    1. A former professor once told me, if you don't drink your own Kool-Aid, who else will? He said to me, if you're too shy to "bug" those on FB "closest" to you, then that lack of confidence will shine through to everyone else. I've always struggled with this advice.

  2. Pure artists have such disdain for the salesmanship, networking and self promotion it requires to become well seen or well known. Why? I wish I could answer that. I struggle with that myself. I put up with a job that spends 90% of its time selling and 10% of the time creating copy. I'd rather spend 90% of my job creating copy. Why does selling feel so lowly? Or are pure artists just lazy?

    Much like everyone having a college degree these days, the internet has allowed journalism and literature to be watered down. The internet has allowed every person to be a freelance photographer or writer. So how does one rise above that noise if you're principally against promotion? Besides sensationalism and plagiarism, what else is there?

  3. Bob, I'm not principally against promotion, I just don't appreciate it like a marketer would. I know a ton of bands who were good enough, plugged away for years, getting every gig, radio appearance, recording opportunity, but because of some unforeseen blockage, their careers in music never really materialized. I think it goes for artist of every field. At some point, the "luck" factor, whether that is having a friend in the industry, an influential person who discovers it, or whatnot, that makes some people "make it." I'm not against showing my work to all kinds of people.
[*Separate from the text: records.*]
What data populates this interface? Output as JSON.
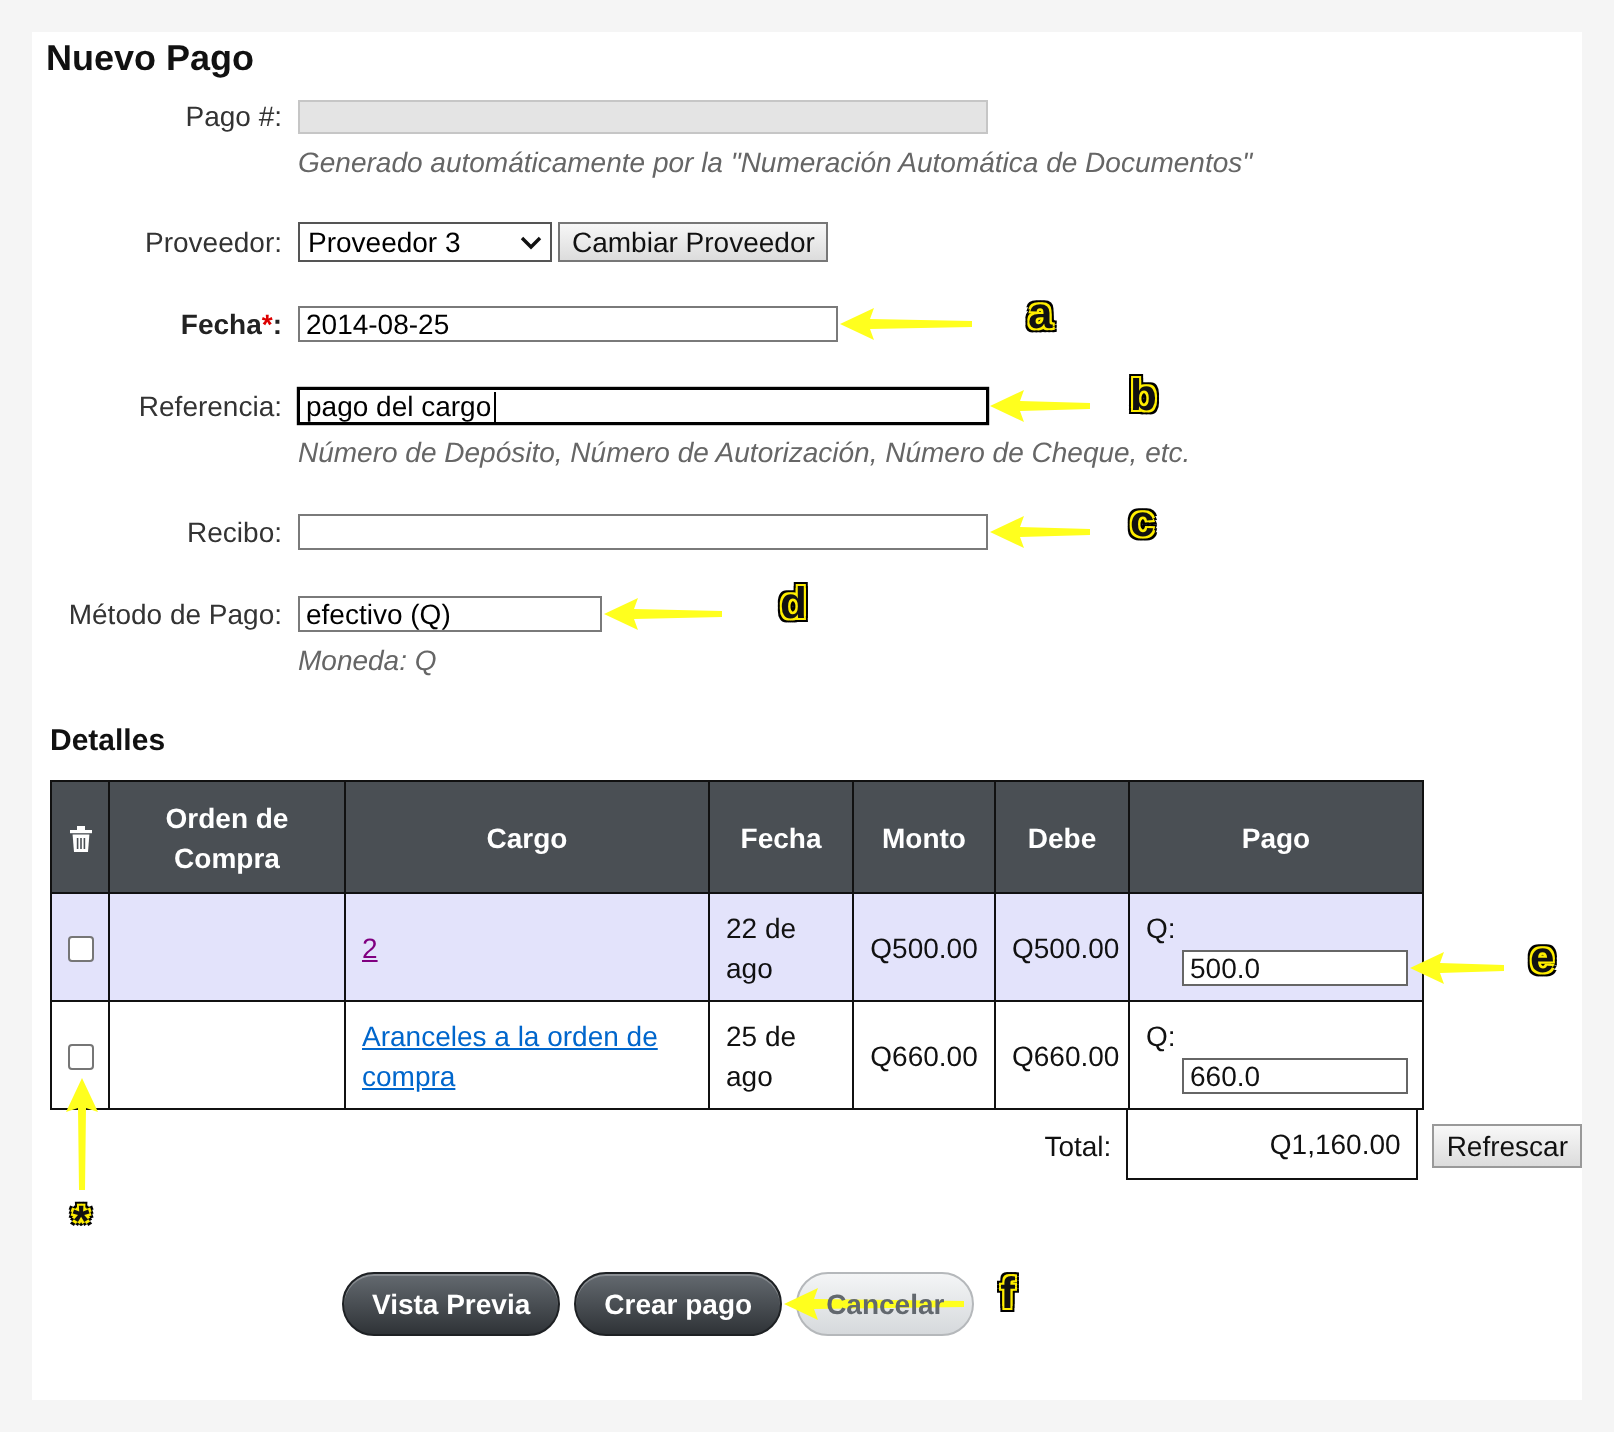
{
  "page": {
    "title": "Nuevo Pago"
  },
  "fields": [
    {
      "kind": "readonly",
      "label": "Pago #:",
      "hint": "Generado automáticamente por la \"Numeración Automática de Documentos\""
    },
    {
      "kind": "select",
      "label": "Proveedor:",
      "value": "Proveedor 3",
      "button": "Cambiar Proveedor"
    },
    {
      "kind": "date",
      "label": "Fecha",
      "required_mark": "*",
      "label_end": ":",
      "value": "2014-08-25",
      "focused": false,
      "annotation": "a"
    },
    {
      "kind": "text",
      "label": "Referencia:",
      "value": "pago del cargo",
      "focused": true,
      "hint": "Número de Depósito, Número de Autorización, Número de Cheque, etc.",
      "annotation": "b"
    },
    {
      "kind": "text",
      "label": "Recibo:",
      "focused": false,
      "annotation": "c"
    },
    {
      "kind": "choice",
      "label": "Método de Pago:",
      "value": "efectivo (Q)",
      "focused": false,
      "hint": "Moneda: Q",
      "annotation": "d"
    }
  ],
  "details": {
    "title": "Detalles",
    "columns": [
      {
        "kind": "icon"
      },
      {
        "kind": "text",
        "label": "Orden de Compra"
      },
      {
        "kind": "text",
        "label": "Cargo"
      },
      {
        "kind": "text",
        "label": "Fecha"
      },
      {
        "kind": "text",
        "label": "Monto"
      },
      {
        "kind": "text",
        "label": "Debe"
      },
      {
        "kind": "text",
        "label": "Pago"
      }
    ],
    "rows": [
      {
        "highlighted": true,
        "checked": false,
        "charge": "2",
        "visited": true,
        "date": "22 de ago",
        "amount": "Q500.00",
        "due": "Q500.00",
        "currency": "Q:",
        "payment": "500.0",
        "payment_annotation": "e"
      },
      {
        "highlighted": false,
        "checked": false,
        "checkbox_annotation": "*",
        "charge": "Aranceles a la orden de compra",
        "visited": false,
        "date": "25 de ago",
        "amount": "Q660.00",
        "due": "Q660.00",
        "currency": "Q:",
        "payment": "660.0"
      }
    ],
    "total": {
      "label": "Total:",
      "value": "Q1,160.00",
      "button": "Refrescar"
    }
  },
  "buttons": [
    {
      "label": "Vista Previa",
      "disabled": false
    },
    {
      "label": "Crear pago",
      "disabled": false,
      "annotation": "f"
    },
    {
      "label": "Cancelar",
      "disabled": true
    }
  ]
}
But am I showing it to the "right" people? Probably not. I like my audience, but they aren't the people who are going to get me channeled to where the money is. Not that I do this for money. Okay, yes, I would like some money.
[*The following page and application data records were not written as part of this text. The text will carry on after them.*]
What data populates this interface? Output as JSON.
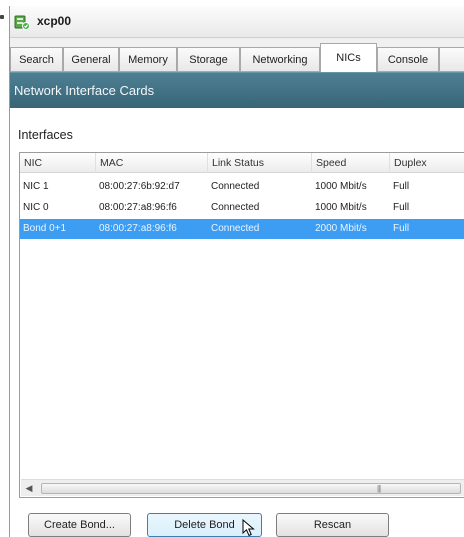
{
  "window": {
    "title": "xcp00",
    "icon": "server-icon",
    "accent": "#386577"
  },
  "tabs": [
    {
      "label": "Search",
      "active": false
    },
    {
      "label": "General",
      "active": false
    },
    {
      "label": "Memory",
      "active": false
    },
    {
      "label": "Storage",
      "active": false
    },
    {
      "label": "Networking",
      "active": false
    },
    {
      "label": "NICs",
      "active": true
    },
    {
      "label": "Console",
      "active": false
    }
  ],
  "section": {
    "title": "Network Interface Cards"
  },
  "interfaces": {
    "label": "Interfaces",
    "columns": [
      "NIC",
      "MAC",
      "Link Status",
      "Speed",
      "Duplex"
    ],
    "rows": [
      {
        "nic": "NIC 1",
        "mac": "08:00:27:6b:92:d7",
        "link": "Connected",
        "speed": "1000 Mbit/s",
        "duplex": "Full",
        "selected": false
      },
      {
        "nic": "NIC 0",
        "mac": "08:00:27:a8:96:f6",
        "link": "Connected",
        "speed": "1000 Mbit/s",
        "duplex": "Full",
        "selected": false
      },
      {
        "nic": "Bond 0+1",
        "mac": "08:00:27:a8:96:f6",
        "link": "Connected",
        "speed": "2000 Mbit/s",
        "duplex": "Full",
        "selected": true
      }
    ],
    "selected_color": "#3d9df3"
  },
  "buttons": {
    "create_bond": "Create Bond...",
    "delete_bond": "Delete Bond",
    "rescan": "Rescan"
  }
}
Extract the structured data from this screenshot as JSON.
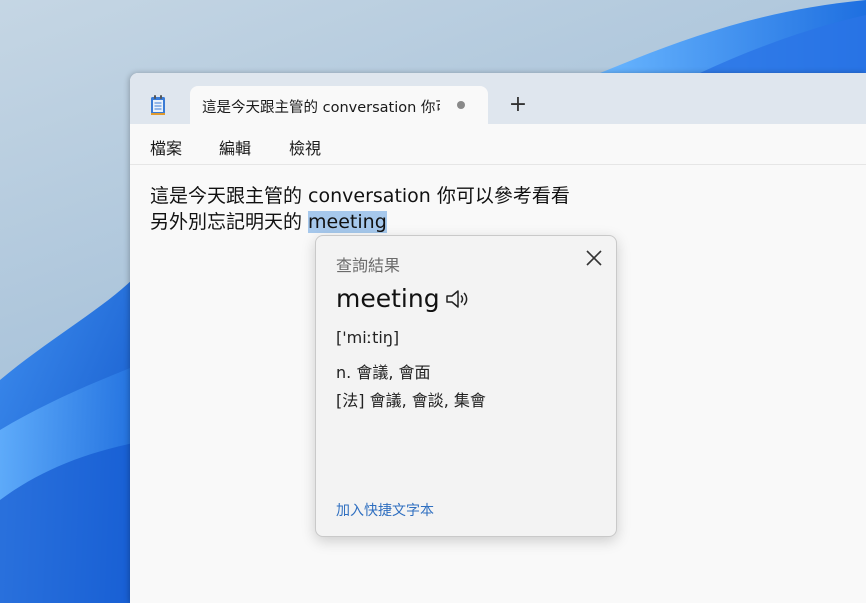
{
  "window": {
    "tab_title": "這是今天跟主管的 conversation 你可",
    "new_tab_symbol": "+"
  },
  "menu": {
    "file": "檔案",
    "edit": "編輯",
    "view": "檢視"
  },
  "editor": {
    "line1": "這是今天跟主管的 conversation 你可以參考看看",
    "line2_prefix": "另外別忘記明天的 ",
    "line2_selected": "meeting"
  },
  "lookup_popup": {
    "title": "查詢結果",
    "word": "meeting",
    "phonetic": "['miːtiŋ]",
    "definitions": [
      "n. 會議, 會面",
      "[法] 會議, 會談, 集會"
    ],
    "add_link": "加入快捷文字本"
  },
  "icons": {
    "app": "notepad-icon",
    "close": "close-icon",
    "speaker": "speaker-icon",
    "tab_status": "unsaved-dot-icon"
  },
  "colors": {
    "selection": "#a6c8ec",
    "link": "#2f6fc0",
    "titlebar": "#dfe6ee"
  }
}
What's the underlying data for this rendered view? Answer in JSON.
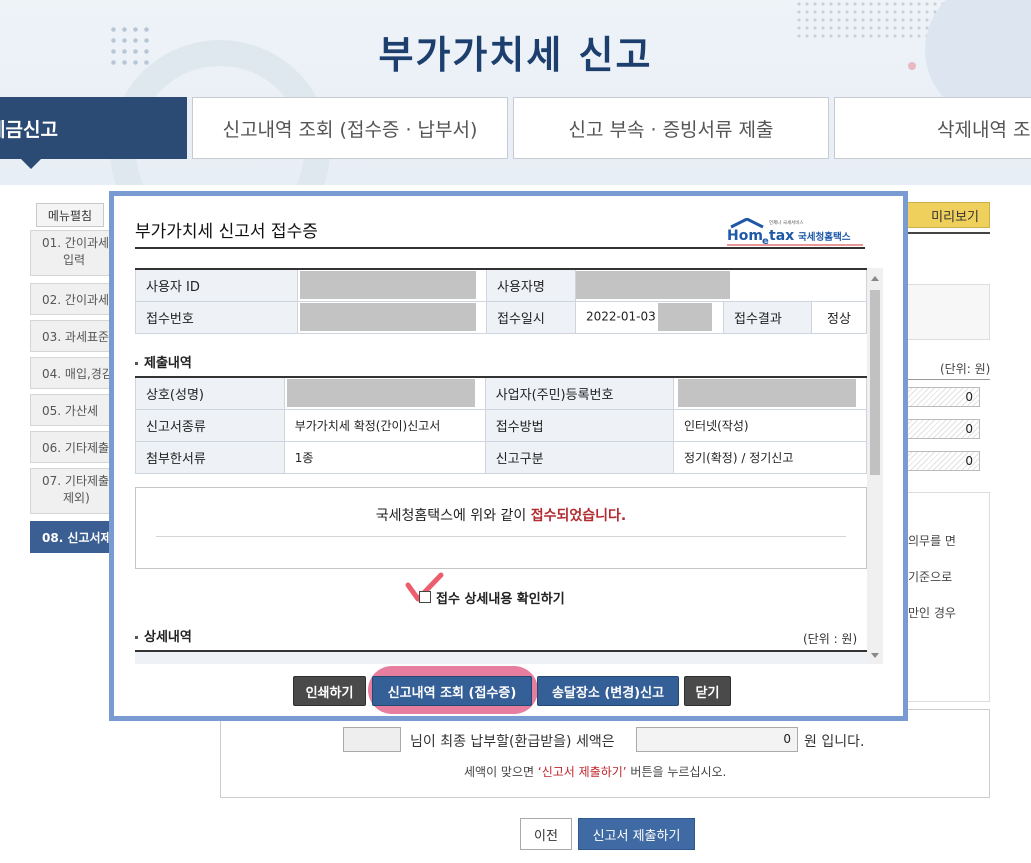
{
  "page": {
    "title": "부가가치세 신고",
    "tabs": [
      {
        "label": "세금신고",
        "active": true
      },
      {
        "label": "신고내역 조회 (접수증 · 납부서)",
        "active": false
      },
      {
        "label": "신고 부속 · 증빙서류 제출",
        "active": false
      },
      {
        "label": "삭제내역 조",
        "active": false
      }
    ],
    "menu_toggle": "메뉴펼침",
    "side_menu": [
      {
        "label": "01. 간이과세",
        "label2": "입력",
        "active": false
      },
      {
        "label": "02. 간이과세",
        "active": false
      },
      {
        "label": "03. 과세표준",
        "active": false
      },
      {
        "label": "04. 매입,경감",
        "active": false
      },
      {
        "label": "05. 가산세",
        "active": false
      },
      {
        "label": "06. 기타제출",
        "active": false
      },
      {
        "label": "07. 기타제출",
        "label2": "제외)",
        "active": false
      },
      {
        "label": "08. 신고서제",
        "active": true
      }
    ],
    "preview_label": "미리보기",
    "unit_label": "(단위: 원)",
    "right_values": [
      "0",
      "0",
      "0"
    ],
    "right_texts": [
      "의무를 면",
      "기준으로",
      "만인 경우"
    ],
    "final_text1": "님이 최종 납부할(환급받을) 세액은",
    "final_amount": "0",
    "final_text2": "원 입니다.",
    "note_prefix": "세액이 맞으면 ",
    "note_highlight": "‘신고서 제출하기’",
    "note_suffix": " 버튼을 누르십시오.",
    "prev_label": "이전",
    "submit_label": "신고서 제출하기"
  },
  "modal": {
    "title": "부가가치세 신고서 접수증",
    "logo": {
      "brand_home": "Hom",
      "brand_e": "e",
      "brand_tax": "tax",
      "brand_ko": "국세청홈택스",
      "brand_small": "언제나 국세서비스"
    },
    "receipt": {
      "user_id_label": "사용자 ID",
      "user_name_label": "사용자명",
      "receipt_no_label": "접수번호",
      "receipt_datetime_label": "접수일시",
      "receipt_datetime_value": "2022-01-03",
      "receipt_result_label": "접수결과",
      "receipt_result_value": "정상"
    },
    "submission_section": "제출내역",
    "submission": {
      "company_label": "상호(성명)",
      "bizno_label": "사업자(주민)등록번호",
      "form_type_label": "신고서종류",
      "form_type_value": "부가가치세 확정(간이)신고서",
      "method_label": "접수방법",
      "method_value": "인터넷(작성)",
      "attach_label": "첨부한서류",
      "attach_value": "1종",
      "category_label": "신고구분",
      "category_value": "정기(확정) / 정기신고"
    },
    "notice_prefix": "국세청홈택스에 위와 같이 ",
    "notice_highlight": "접수되었습니다.",
    "check_label": "접수 상세내용 확인하기",
    "detail_section": "상세내역",
    "detail_unit": "(단위 : 원)",
    "buttons": {
      "print": "인쇄하기",
      "history": "신고내역 조회 (접수증)",
      "delivery": "송달장소 (변경)신고",
      "close": "닫기"
    }
  },
  "colors": {
    "brand_navy": "#1d3f6e",
    "tab_active": "#2b4b74",
    "modal_border": "#7a9bd2",
    "accent_red": "#b22d32",
    "button_blue": "#345f97"
  }
}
    In a nutshell, there are too many voices, and not enough ears.

    1. Agreed. Guess you better start writing all your stuff with the angle that it's an "attack on America." Remember, luck happens when preparation meets opportunity.... or nepotism.

  4. I understand ... and agree. Marketing my work is not something I am especially good at, and not something I enjoy. I know I can get better at it with enough time and effort. The trouble is motivating myself to do something I don't enjoy for long enough to get better at it. And so the circle goes on and on and on.

  5. Great stuff Chris. If I ever happen to meet a guy who knows a guy who knows a guy, I'll be sure to shove your name out there to him!

    1. Thanks RC. Strangely enough, I already know some people who know some people, and even influence isn't enough to get your work looked at. The book industry has suddenly become the most cautious business model in the nation, and that, not ebooks, is going to be their downfall.